To revise a famous line from The Godfather: “Keep your friends close, but the laws of logic closer!”
In this final article in the series I will address a couple of informal fallacies that can potentially stand in the way of solid and successful critical thinking.
Fallacies of Presumption
Since logic is about proving (or verifying) things through the use of arguments, presumption can be a big problem. The truth of the conclusion of an argument shouldn’t be presumed. Rather a good argument offers evidence, facts, or reasons to support the conclusion being drawn. There is a whole series of particular fallacies that fall under this category. Let’s examine two:
1. Wishful Thinking:
The logical error of wishful thinking consists in assuming that because we want a particular thing to be true, it must be true (or assuming that because we don’t want something to be true, it isn’t). The problem occurs when the “wishing” is treated as support for the desired conclusion. However, mere wishing doesn’t make something either true or false.
This fallacy is easy to commit because people often desire or are attracted to a specified outcome. But wanting something in and of itself isn’t necessarily evidence. Good arguments must have genuine evidence that support the conclusion. Christian author C. S. Lewis has presented an “argument from desire” in his apologetic writings but that argument is in reality an attempt to provide the best explanation for why human beings have basic desires to begin with. Thus, Lewis’s argument does not involve the wishful thinking fallacy.

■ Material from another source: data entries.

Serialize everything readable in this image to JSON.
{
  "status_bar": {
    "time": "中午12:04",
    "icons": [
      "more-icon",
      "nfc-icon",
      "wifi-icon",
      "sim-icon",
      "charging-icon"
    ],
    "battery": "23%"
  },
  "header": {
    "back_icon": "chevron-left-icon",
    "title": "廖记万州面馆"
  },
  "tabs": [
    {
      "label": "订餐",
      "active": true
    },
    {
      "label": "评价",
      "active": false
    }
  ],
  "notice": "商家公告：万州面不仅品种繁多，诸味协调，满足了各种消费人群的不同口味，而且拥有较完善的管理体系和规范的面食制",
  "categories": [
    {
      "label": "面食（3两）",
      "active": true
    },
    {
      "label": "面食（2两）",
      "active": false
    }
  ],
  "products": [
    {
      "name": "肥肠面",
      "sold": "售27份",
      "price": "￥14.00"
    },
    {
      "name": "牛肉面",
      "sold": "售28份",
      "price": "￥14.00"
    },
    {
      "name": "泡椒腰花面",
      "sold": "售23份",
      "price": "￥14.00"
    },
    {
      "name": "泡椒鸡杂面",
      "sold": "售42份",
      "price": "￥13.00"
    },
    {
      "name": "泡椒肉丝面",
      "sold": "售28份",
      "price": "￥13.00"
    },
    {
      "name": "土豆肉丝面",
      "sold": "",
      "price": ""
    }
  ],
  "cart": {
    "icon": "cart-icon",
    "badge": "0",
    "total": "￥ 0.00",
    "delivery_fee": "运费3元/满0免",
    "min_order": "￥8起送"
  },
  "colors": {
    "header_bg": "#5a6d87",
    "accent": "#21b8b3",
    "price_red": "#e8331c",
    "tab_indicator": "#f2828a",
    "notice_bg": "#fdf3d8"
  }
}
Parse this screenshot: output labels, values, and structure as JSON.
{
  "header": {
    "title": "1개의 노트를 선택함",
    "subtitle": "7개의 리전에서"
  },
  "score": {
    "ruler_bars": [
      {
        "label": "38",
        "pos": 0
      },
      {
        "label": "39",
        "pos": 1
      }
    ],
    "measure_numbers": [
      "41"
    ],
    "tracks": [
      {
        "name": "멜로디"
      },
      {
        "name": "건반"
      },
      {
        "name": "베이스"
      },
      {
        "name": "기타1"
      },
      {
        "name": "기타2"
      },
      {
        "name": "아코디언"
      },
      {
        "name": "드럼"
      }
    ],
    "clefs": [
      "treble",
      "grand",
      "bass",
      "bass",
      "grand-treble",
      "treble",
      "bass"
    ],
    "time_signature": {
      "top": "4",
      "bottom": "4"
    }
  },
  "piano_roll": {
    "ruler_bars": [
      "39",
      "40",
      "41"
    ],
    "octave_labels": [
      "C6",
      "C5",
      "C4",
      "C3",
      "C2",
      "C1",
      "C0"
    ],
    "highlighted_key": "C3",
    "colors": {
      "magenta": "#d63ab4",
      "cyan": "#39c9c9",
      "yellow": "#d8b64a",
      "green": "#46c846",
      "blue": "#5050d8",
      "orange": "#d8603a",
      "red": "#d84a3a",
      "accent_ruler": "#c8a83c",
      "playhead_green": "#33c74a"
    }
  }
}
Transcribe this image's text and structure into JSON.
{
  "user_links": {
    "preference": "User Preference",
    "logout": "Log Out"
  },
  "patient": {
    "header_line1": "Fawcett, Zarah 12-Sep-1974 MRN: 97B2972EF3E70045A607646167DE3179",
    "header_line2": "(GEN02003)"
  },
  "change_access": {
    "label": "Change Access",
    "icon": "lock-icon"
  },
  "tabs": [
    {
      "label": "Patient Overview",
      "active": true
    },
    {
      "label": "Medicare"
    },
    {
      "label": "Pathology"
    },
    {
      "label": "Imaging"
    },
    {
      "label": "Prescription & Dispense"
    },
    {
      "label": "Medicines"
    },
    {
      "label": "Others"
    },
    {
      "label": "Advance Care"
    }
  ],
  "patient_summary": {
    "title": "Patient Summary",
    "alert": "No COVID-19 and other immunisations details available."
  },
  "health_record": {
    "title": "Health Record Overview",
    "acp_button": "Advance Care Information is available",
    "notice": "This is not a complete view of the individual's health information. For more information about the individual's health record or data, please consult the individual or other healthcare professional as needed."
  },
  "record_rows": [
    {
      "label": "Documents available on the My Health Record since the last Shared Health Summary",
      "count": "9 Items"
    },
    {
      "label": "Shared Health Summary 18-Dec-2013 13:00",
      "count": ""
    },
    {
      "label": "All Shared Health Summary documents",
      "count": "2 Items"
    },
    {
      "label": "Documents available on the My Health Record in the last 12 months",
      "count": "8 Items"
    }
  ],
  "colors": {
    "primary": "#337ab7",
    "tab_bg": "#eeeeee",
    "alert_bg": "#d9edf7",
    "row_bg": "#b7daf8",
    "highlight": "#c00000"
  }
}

2. Begging the Question:
This fallacy engages in “circular reasoning.” Begging the question occurs when an argument either (a) conceals an essential premise, or (b) bases a premise (the support) on the truth of the as yet unproved conclusion (the central claim). In the first form, the supporting premise is assumed rather than reasonably supported. In the second, the conclusion supports the premise instead of the other way of around.
Models of a Logical Argument
Argument = Support (premises) + Central Claim (conclusion)
Good Argument (sound or cogent) = Support (premises) that genuinely infer or back the central claim (conclusion)
The study of logic helps us organize our thinking and, thus, to arrive at reasonable and truthful conclusions. There is nothing more important than thinking clearly and carefully about truth and reality. And from a biblical standpoint, such thinking brings honor to God who gave human beings such remarkable cognitive faculties through the imago Dei (image of God, Genesis 1:26-27).
For more about the importance of logic and critical thinking, see my book A World of Difference: Putting Christian Truth-Claims to the Worldview Test. For a great handbook in dealing with logical fallacies, see Attacking Faulty Reasoning: A Practical Guide to Fallacy-Free Arguments by T. Edward Damer.